Below are the records; pull every line that includes "JSON".

■ **Input**
________________________________________

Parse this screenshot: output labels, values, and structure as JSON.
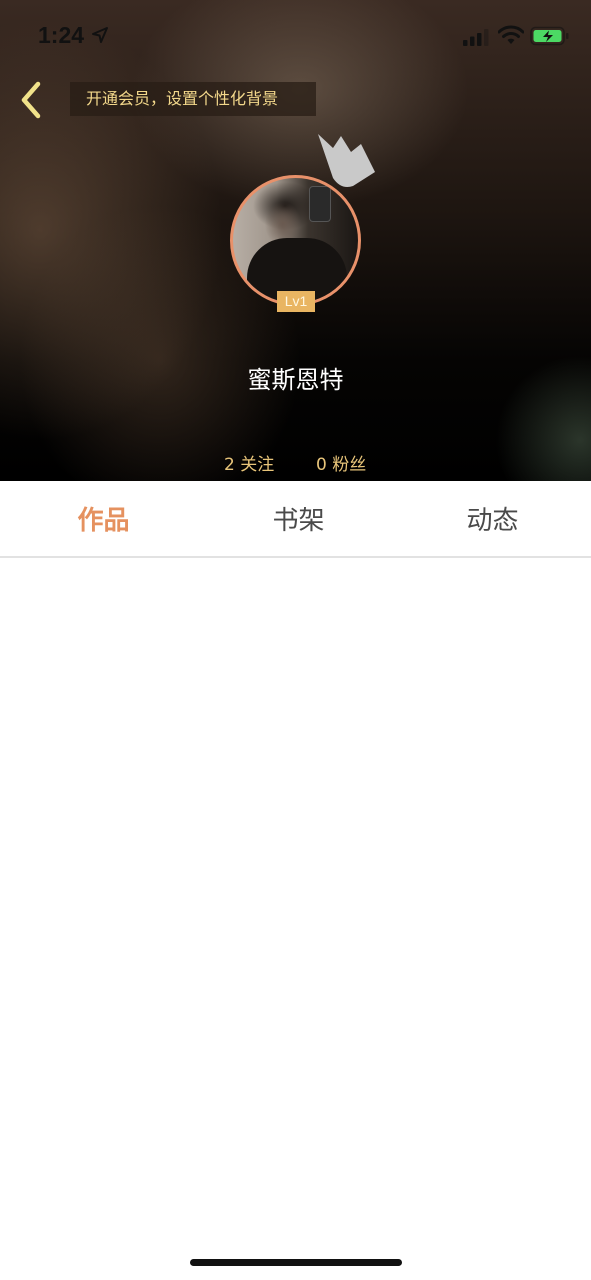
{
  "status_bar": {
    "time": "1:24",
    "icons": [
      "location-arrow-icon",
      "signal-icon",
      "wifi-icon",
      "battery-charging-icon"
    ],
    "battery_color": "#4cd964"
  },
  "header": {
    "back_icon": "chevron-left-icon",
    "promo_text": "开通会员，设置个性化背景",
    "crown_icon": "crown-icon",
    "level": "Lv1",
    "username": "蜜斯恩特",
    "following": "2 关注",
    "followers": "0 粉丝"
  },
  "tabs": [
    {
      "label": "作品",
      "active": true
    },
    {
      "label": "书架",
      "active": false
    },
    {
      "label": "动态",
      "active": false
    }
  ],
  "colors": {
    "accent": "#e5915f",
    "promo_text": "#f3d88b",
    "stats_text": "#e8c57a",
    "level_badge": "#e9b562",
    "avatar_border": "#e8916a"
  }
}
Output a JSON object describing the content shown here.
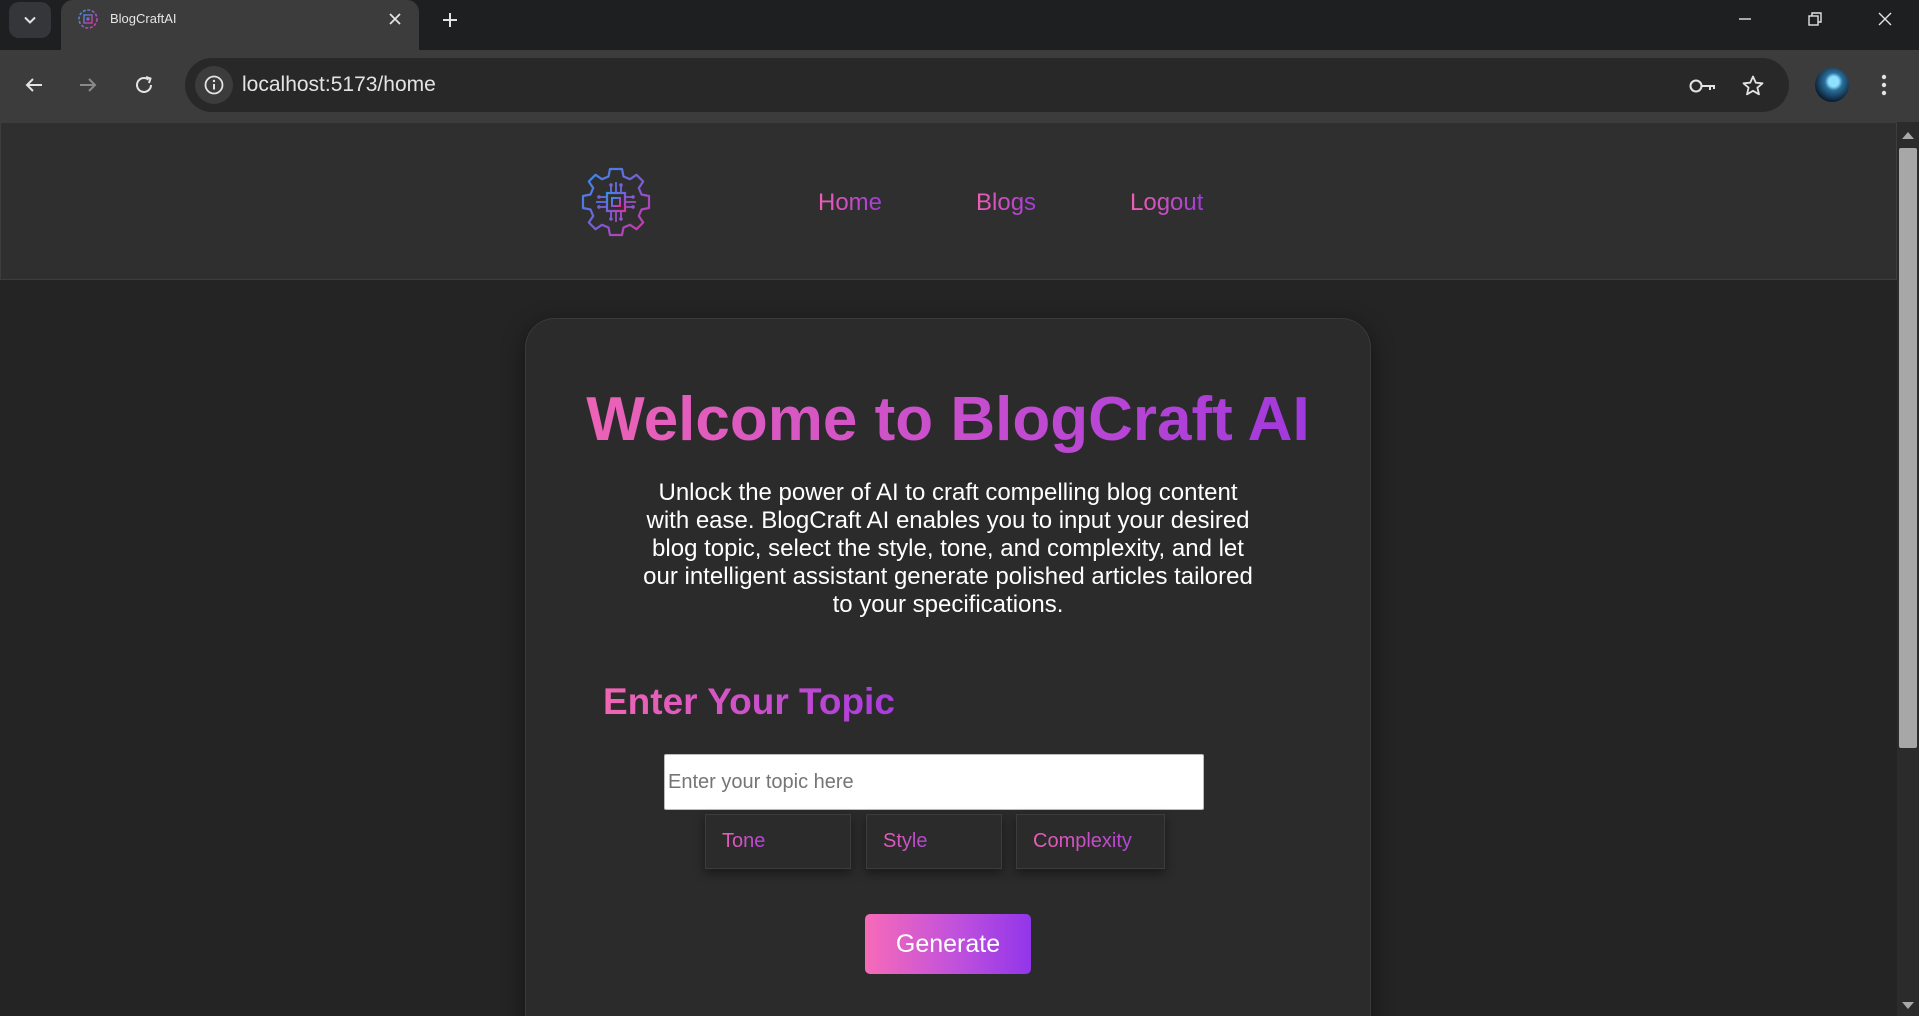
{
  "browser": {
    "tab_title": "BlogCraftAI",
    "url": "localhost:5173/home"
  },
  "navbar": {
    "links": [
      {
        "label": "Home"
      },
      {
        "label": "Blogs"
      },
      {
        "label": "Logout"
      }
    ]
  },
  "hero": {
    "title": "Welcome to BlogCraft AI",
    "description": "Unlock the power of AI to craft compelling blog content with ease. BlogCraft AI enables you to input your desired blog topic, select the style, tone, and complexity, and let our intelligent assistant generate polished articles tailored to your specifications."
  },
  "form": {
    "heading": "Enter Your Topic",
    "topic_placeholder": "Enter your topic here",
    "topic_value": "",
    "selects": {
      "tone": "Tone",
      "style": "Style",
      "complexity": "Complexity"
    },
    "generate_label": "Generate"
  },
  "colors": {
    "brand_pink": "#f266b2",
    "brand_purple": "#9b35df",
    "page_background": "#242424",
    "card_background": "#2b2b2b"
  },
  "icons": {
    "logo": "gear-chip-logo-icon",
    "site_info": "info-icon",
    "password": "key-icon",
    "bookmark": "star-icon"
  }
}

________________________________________

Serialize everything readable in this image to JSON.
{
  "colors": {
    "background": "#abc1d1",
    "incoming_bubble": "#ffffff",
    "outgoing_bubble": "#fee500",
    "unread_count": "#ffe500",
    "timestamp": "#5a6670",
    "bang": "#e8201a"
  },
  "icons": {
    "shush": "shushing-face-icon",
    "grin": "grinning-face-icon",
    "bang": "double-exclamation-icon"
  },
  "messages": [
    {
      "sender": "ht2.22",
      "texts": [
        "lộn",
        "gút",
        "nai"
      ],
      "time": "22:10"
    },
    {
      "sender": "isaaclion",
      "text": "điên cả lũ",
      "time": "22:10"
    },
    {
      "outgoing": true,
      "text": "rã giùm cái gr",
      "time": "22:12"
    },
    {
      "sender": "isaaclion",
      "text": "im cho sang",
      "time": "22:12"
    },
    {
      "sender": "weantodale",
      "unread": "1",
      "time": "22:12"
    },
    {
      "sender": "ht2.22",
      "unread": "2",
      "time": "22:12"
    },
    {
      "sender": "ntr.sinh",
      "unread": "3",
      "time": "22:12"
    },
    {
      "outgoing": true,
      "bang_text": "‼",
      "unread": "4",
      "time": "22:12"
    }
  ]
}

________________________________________

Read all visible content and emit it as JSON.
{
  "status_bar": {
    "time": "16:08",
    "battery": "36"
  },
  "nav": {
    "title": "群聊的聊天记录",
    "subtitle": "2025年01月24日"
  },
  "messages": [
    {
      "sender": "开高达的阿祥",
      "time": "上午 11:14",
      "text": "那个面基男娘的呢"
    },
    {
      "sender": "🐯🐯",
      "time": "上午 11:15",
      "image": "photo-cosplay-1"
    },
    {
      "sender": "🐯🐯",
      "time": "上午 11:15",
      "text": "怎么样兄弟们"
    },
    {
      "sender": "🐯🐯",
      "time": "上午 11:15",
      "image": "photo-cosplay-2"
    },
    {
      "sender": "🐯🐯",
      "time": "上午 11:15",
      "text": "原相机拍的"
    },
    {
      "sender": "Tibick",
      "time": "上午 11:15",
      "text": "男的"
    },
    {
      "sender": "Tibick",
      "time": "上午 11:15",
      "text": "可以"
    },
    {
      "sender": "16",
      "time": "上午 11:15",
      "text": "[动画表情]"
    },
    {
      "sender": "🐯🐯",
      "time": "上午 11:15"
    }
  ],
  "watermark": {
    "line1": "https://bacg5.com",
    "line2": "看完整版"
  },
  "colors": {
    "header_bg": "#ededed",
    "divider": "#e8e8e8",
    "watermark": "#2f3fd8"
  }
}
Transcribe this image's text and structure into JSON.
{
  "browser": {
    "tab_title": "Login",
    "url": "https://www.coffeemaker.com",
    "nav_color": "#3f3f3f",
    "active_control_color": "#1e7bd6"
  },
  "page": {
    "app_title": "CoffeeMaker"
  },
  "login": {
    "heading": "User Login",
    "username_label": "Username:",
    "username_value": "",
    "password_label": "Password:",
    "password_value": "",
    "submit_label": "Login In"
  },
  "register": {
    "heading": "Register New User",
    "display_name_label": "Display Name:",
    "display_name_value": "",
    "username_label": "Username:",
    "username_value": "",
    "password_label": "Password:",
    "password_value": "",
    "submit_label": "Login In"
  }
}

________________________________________

■ **Solved problem**
Parse this screenshot: output labels, values, and structure as JSON.
Output a JSON object describing the content shown here.
Serialize everything readable in this image to JSON.
Read all visible content and emit it as JSON.
Transcribe this image's text and structure into JSON.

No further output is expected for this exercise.